Character development, one moment at a time
The 49th season of Princeton Summer Theater (PST) opens with "Tick, Tick...Boom," the semi-autobiographical story of a composer searching for his big break — Larson created the hit musical "Rent" — on Thursday, June 21, directed by Victoria Davidjohn, a member of the Class of 2019 and English major who is also pursuing certificates in theater and music theater. The musical runs through July 8.
"I'm thrilled to be directing a show that has served as a blueprint, of sorts, for many college-aged artists who are just starting out and are curious to know what life might be like through the next 10, 15 years of a career," said Davidjohn, who directed her first production at Princeton — "In the Heights" by Lin-Manuel Miranda — her sophomore year.
The season continues with "Uncommon Women and Others" — which follows a group of friends at Mount Holyoke College during their senior year in the mid-1970s trying to hold onto their friendships as they prepare to head out into the world — from July 12-22, directed by Krane.

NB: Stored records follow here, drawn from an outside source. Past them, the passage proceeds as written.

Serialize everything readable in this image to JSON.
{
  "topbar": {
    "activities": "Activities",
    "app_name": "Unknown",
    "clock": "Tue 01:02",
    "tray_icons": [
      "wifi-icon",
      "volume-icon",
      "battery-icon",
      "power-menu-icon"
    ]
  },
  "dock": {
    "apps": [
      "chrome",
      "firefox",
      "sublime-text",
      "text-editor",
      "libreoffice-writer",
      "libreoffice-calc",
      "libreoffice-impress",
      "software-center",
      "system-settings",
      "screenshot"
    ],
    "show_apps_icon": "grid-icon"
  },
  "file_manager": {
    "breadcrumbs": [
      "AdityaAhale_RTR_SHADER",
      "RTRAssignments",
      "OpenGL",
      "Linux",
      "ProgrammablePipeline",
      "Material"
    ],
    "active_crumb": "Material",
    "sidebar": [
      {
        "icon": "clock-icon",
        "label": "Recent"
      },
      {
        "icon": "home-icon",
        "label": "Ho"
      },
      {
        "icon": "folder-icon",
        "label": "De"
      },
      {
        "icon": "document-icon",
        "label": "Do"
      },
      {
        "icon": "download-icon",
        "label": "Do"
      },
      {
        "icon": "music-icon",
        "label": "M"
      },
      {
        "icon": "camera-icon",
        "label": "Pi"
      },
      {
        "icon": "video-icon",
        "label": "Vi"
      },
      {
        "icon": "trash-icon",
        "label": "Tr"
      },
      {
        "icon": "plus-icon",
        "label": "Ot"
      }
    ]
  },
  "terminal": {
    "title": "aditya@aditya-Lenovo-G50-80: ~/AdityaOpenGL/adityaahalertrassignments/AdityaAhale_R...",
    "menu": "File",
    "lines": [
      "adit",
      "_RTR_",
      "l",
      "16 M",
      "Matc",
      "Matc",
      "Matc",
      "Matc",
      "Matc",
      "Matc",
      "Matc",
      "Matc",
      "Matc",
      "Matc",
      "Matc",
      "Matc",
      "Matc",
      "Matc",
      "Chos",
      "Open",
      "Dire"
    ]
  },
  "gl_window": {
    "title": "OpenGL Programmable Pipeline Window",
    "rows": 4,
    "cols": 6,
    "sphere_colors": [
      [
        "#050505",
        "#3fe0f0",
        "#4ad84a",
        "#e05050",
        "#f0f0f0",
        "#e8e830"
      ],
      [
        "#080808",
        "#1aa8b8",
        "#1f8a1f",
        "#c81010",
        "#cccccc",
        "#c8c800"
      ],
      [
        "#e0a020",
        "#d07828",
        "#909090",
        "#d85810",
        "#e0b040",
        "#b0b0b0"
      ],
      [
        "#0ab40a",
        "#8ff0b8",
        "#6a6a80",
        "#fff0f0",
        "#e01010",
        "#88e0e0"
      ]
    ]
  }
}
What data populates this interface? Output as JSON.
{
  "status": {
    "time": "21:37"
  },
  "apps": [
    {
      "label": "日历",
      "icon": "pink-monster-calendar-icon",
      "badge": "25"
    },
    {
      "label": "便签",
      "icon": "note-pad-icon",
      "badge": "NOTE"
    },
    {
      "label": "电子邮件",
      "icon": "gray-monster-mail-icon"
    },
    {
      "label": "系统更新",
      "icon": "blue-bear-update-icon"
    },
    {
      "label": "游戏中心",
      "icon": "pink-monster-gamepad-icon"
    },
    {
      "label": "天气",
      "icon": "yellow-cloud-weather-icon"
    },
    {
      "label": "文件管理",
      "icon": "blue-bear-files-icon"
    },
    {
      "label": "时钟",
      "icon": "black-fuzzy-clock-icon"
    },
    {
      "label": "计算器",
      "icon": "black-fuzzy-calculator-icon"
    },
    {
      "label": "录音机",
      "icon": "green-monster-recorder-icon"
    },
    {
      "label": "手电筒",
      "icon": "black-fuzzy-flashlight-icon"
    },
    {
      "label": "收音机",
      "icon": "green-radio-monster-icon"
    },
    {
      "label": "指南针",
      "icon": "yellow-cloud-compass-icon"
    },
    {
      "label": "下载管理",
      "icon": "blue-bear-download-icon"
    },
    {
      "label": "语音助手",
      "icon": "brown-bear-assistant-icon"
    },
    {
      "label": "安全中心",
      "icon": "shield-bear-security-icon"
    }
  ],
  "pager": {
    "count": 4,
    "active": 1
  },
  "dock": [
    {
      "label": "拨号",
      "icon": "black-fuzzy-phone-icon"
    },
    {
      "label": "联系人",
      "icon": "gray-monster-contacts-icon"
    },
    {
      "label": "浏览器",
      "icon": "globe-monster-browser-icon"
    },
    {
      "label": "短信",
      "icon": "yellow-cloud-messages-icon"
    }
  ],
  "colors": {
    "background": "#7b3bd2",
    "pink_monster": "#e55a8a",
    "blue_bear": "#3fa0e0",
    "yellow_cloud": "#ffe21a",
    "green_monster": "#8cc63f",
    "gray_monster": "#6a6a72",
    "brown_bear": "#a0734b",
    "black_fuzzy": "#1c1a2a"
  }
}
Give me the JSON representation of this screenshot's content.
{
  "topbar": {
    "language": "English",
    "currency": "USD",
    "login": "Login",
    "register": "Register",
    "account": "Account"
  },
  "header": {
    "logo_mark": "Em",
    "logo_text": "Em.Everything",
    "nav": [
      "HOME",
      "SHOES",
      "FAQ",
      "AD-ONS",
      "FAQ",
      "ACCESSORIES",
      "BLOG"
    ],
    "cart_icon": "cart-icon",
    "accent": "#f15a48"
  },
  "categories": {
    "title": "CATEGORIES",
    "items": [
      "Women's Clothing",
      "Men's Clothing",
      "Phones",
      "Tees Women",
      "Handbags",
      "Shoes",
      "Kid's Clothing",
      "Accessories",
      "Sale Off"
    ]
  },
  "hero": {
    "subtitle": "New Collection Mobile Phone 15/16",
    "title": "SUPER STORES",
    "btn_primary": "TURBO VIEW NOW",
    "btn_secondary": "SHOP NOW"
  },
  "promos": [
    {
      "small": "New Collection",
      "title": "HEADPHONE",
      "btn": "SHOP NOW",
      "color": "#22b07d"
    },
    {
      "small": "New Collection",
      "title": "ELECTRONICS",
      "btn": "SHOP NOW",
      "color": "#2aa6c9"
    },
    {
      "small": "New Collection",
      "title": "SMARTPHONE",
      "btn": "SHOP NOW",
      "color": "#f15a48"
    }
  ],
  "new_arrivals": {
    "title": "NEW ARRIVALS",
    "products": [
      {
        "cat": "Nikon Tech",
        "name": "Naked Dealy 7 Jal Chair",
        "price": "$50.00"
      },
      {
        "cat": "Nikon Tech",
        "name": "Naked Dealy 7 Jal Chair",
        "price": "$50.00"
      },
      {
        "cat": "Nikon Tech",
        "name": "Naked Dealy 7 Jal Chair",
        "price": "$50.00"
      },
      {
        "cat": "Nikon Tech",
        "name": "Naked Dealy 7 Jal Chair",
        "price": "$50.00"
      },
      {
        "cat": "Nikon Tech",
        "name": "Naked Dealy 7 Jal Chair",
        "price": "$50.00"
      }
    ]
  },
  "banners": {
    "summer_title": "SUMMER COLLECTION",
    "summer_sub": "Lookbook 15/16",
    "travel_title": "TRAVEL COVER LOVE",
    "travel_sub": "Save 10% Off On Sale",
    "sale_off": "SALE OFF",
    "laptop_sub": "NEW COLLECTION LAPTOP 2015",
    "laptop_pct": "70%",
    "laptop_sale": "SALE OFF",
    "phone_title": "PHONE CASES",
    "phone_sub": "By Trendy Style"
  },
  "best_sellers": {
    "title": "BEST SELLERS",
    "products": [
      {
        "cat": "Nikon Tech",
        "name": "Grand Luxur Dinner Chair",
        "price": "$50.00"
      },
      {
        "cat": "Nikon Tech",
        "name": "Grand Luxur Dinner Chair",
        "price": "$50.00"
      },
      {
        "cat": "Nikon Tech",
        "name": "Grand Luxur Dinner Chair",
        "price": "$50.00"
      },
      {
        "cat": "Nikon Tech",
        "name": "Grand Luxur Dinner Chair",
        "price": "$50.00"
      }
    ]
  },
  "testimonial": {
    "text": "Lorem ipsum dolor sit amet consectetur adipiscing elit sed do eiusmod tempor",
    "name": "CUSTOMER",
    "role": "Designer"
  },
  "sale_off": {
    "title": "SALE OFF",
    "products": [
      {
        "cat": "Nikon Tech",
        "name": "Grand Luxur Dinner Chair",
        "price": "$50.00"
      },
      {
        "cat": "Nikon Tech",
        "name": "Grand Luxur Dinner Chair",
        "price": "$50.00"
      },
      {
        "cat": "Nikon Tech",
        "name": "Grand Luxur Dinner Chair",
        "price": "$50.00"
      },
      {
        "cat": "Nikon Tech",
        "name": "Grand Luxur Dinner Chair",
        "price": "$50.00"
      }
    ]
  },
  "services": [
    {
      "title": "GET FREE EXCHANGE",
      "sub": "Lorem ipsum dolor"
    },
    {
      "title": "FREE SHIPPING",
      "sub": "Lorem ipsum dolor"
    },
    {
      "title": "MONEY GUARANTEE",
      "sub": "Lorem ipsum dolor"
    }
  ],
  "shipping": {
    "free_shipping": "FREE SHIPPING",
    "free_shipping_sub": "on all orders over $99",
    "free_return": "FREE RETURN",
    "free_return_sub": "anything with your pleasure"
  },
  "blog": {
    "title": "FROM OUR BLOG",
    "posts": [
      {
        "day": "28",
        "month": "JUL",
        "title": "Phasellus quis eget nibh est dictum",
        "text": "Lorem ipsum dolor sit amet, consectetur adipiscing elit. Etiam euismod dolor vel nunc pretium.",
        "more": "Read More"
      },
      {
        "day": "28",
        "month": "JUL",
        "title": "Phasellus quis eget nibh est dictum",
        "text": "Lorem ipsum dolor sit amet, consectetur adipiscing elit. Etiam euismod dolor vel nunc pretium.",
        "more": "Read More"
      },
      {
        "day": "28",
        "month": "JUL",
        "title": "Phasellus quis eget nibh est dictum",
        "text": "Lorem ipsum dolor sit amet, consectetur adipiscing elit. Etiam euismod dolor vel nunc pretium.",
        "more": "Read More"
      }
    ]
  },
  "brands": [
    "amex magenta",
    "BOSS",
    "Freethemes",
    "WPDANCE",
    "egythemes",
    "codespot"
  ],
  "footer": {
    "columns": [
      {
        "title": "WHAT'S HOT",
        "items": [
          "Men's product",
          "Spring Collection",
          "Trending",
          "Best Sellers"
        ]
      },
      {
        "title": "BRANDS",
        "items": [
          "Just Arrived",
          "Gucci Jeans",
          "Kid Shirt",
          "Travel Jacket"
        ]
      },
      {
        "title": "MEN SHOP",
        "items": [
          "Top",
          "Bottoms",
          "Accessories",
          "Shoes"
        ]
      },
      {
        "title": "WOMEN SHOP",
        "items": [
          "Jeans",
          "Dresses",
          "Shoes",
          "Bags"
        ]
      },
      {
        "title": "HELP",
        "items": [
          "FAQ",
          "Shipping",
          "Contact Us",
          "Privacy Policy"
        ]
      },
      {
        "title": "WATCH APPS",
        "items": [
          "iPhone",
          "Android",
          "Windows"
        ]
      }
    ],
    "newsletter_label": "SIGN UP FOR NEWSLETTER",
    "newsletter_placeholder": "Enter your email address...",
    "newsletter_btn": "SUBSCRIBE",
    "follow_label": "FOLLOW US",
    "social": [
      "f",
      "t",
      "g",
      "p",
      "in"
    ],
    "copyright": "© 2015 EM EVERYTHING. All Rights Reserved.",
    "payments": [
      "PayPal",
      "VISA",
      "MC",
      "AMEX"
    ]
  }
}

Krane said he was drawn to the play's "honest and relatable portrayal of friendships and identities in uncertain transition at the end of college, something many of my collaborators in PST and I are living through ourselves."
Through a partnership between Princeton's Program in Theater and the Public Theater in New York City, Krane and Davidjohn were interns last summer with Public Works, a community-based theater program run by the Public Theater.
PST's 2018 company includes several Princeton students and alumni, many of whom are pursuing careers in theater.
Maeli Goren, a 2015 alumna who has directed with PST in previous years, has been directing and working professionally in theater in Chicago and will begin her first year at the Yale School of Drama's MFA directing program this fall. She will direct Hellman's drama "The Children's Hour," July 26-Aug. 5.
Goren said the play reflects the theme of life's turning points through the dynamics of a group of girls in boarding school, calling it "a story about identity and who has the power to choose it."
Nico Krell, a 2018 graduate who directed last year's "The Crucible” for PST, will direct "The Baltimore Waltz," about one sibling's attempt to confront her ailing brother's terminal illness, Aug. 9-19. "Confusion with life's injustices and denial are at the core of 'Baltimore Waltz,'" said Krell, who intends to pursue a career in directing theater in New York.
In the gallery below, take a peek at the rock/pop musical "Tick, Tick...Boom." The photos were taken by Denise Applewhite of the Office of Communications, during a rehearsal on June 18.
Show times and subscriptions
Show times are 8 p.m. Thursdays through Saturdays, with 2 p.m. performances on Saturdays and Sundays, and an additional 8 p.m. performance on the second week of each show.
Season subscriptions for the main stage series are $79; a three-show subscription is $65. Single tickets are $29.50 for general admission; $24.50 for matinee performances and students with valid ID. Subscriptions and single tickets are offered online; by calling the theater’s box office at 732-997-0205, Tuesdays through Sundays, 11 a.m. to 8 p.m.; or by emailing email@example.com.
Science on stage: Programming for children
Princeton Summer Theater will present the children’s show “Greetings from Mars” written by Annika Bennett, a 2015 alumna who directed “God of Carnage” for PST in 2016 and wrote the children’s shows "Amelia Earhart Forever," “The Owl and the Pussycat” and “How Thumbelina Found Her Wings,” for previous PST seasons. "Greetings from Mars" is a romp through the solar system and a playful exploration of scientific discovery, dogs in space and how friendships can transform even a lonely red planet.
Performances take place at 11 a.m. Fridays and Saturdays, July 6-28. Tickets are $12; children under 3 are free.